* _Problem to work on_:
Look through the listing below for lines containing the word "Domain". State only their number.

----------------------------------------

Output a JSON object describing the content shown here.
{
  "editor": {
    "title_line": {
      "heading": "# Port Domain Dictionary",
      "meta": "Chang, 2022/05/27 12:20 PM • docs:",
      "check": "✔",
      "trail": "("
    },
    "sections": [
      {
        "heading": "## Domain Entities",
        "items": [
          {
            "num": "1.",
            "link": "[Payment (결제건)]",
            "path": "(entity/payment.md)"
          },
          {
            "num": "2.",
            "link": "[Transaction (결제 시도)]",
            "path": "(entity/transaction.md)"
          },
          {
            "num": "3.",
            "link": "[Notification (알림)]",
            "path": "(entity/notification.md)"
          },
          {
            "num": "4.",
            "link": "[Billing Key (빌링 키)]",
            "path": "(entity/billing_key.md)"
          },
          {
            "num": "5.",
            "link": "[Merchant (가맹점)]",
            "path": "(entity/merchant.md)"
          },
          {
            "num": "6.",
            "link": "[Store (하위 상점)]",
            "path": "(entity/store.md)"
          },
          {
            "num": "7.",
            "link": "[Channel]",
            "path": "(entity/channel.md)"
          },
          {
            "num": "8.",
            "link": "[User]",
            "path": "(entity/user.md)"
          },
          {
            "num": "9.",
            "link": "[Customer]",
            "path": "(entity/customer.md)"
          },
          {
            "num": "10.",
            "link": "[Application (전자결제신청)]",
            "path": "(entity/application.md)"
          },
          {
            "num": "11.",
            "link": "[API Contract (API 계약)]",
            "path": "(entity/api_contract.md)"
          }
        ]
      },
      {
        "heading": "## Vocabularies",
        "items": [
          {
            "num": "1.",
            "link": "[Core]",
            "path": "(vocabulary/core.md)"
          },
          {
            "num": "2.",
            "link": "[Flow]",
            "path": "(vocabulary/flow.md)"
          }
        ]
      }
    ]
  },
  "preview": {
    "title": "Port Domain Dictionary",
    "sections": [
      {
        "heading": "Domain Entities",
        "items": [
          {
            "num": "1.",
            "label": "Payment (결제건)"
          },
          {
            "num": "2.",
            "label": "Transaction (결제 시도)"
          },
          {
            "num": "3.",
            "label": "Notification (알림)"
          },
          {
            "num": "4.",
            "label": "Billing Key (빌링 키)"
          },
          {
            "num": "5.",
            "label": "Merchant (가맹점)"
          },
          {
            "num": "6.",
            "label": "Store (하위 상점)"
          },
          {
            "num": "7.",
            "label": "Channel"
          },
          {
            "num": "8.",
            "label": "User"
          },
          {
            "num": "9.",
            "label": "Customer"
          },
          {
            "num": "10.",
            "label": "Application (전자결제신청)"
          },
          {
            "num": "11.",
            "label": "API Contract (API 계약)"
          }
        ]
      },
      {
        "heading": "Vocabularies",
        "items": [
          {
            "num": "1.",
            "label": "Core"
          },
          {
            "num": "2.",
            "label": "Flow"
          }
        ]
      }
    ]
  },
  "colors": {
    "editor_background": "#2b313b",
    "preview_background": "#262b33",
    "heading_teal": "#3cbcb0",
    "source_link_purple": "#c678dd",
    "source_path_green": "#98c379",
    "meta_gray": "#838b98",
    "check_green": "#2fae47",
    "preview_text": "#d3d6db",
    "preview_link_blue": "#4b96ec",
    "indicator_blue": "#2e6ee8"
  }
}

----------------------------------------

* _Exercise output_:
4